The starting point and inspiration for Natalia Wiśniewska’s work was a chapter of Stephen Wright’s book Towards a Lexicon of Usership devoted to artistic practices based on the principle of “piggybacking.” The author describes it in the following way:
“Piggybacking has become a widespread mode of usership in the past decade due to the advent of wireless Internet connections. Piggy-backing on internet access is the practice of using another subscriber’s wireless service without their explicit permission or knowledge. It is a legal and ethical grey zone, regulated in some places, permitted in others. It is […] different from parasitism and more akin to a logic of the epiphyte: […] the epiphyte lives in a negotiated form of symbiosis with the host. As a form of usership – one very often exploited by art practices operating outside of art-financed domains – piggybacking is akin to reading someone else’s newspaper over their shoulder, using a drinking fountain, reading from the light of a porch lamp, that is, benefitting the user at no expense to others. […] In a society whose distribution of resources is so massively and systemically skewed, piggybacking may be seen as a user-driven form of redistributive symbolic justice.”

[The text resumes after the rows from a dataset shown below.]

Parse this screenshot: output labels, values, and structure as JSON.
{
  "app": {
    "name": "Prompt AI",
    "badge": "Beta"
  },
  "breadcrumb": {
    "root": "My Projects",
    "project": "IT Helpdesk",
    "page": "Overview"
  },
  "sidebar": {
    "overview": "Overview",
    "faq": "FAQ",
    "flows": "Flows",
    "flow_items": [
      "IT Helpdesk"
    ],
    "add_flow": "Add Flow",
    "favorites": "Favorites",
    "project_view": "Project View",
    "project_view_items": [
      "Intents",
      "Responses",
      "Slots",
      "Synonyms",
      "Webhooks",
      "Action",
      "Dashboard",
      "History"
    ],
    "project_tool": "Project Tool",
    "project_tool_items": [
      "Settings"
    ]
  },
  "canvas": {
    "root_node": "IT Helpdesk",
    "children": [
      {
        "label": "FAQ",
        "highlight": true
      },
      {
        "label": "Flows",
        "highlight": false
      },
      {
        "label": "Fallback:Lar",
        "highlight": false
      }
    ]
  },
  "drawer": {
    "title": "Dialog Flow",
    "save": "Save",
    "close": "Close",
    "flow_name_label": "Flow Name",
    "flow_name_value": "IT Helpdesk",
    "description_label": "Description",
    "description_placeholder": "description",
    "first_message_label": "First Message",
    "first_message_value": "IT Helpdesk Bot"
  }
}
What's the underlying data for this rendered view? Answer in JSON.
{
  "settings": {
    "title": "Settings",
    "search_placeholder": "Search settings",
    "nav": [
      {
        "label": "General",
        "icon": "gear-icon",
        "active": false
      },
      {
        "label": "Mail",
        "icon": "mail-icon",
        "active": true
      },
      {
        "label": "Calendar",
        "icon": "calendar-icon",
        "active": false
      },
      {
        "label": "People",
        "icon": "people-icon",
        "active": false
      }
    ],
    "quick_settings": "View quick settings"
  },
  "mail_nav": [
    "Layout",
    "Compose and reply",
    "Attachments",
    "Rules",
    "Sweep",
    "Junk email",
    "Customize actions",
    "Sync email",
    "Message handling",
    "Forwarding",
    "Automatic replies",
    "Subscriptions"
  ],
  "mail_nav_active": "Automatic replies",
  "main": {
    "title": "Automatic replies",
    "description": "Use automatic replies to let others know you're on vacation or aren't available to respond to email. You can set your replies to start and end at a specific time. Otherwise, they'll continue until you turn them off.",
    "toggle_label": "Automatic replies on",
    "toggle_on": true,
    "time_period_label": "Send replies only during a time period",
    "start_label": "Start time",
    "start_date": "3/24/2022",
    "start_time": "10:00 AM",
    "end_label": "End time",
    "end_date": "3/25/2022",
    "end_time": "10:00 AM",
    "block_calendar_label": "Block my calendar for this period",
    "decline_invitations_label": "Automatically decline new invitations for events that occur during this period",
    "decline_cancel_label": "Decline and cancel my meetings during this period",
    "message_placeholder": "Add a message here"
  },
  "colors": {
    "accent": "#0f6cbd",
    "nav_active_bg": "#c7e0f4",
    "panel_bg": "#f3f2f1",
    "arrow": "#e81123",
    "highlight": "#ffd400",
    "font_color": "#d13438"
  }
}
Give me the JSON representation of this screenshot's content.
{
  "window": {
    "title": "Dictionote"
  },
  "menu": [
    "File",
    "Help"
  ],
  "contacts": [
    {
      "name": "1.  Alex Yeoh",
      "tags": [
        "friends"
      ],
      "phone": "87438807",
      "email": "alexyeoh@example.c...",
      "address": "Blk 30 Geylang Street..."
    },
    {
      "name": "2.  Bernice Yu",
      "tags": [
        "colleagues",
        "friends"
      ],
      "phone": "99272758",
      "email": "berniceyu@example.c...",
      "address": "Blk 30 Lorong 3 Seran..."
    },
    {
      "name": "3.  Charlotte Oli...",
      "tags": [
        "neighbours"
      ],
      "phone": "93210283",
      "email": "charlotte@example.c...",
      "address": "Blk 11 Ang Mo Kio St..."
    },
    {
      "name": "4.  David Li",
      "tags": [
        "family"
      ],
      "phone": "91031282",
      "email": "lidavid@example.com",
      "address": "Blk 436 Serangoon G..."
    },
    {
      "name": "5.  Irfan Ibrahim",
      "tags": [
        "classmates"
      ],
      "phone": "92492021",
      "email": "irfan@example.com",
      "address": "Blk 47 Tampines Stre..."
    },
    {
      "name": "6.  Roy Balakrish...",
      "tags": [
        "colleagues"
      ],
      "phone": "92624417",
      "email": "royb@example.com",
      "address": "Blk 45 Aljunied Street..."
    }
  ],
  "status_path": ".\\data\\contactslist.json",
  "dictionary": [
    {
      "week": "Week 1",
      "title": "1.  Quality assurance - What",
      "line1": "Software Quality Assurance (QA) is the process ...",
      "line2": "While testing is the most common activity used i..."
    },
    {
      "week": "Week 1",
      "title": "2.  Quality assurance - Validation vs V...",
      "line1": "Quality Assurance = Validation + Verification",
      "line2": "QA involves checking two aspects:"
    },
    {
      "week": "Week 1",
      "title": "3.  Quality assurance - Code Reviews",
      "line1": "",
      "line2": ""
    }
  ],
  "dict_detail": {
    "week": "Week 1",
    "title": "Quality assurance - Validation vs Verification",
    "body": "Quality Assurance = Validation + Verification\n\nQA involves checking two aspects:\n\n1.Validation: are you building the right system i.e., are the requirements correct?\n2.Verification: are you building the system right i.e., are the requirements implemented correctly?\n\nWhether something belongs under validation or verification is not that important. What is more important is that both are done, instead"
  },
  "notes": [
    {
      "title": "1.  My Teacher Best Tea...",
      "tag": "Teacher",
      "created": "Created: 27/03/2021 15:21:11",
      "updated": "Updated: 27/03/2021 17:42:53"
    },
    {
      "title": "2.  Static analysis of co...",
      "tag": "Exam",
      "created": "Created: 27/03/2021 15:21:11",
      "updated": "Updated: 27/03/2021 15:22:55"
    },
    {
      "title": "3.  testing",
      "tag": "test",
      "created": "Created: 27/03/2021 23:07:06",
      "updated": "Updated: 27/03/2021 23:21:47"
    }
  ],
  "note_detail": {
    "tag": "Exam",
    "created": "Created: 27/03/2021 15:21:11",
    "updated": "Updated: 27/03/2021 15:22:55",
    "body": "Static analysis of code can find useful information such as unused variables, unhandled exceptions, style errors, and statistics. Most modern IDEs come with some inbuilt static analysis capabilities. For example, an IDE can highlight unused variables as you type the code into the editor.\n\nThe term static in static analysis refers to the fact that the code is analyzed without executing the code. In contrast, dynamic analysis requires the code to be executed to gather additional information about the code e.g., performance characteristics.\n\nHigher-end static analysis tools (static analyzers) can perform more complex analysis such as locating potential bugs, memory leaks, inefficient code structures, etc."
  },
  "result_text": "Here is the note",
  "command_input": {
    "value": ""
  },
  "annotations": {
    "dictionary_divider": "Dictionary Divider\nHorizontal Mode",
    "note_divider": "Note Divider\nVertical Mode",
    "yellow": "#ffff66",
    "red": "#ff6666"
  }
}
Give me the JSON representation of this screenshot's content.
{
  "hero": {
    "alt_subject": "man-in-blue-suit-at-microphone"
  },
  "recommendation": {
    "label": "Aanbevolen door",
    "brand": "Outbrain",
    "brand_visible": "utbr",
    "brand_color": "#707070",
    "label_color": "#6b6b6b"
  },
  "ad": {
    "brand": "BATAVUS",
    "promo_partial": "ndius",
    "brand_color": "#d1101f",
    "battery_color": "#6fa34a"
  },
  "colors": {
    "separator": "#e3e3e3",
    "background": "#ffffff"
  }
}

The scene depicted by the artist is a representation of more or less legal practices intended to gain and multiply private intellectual capital.
photo: Małgorzata Kujda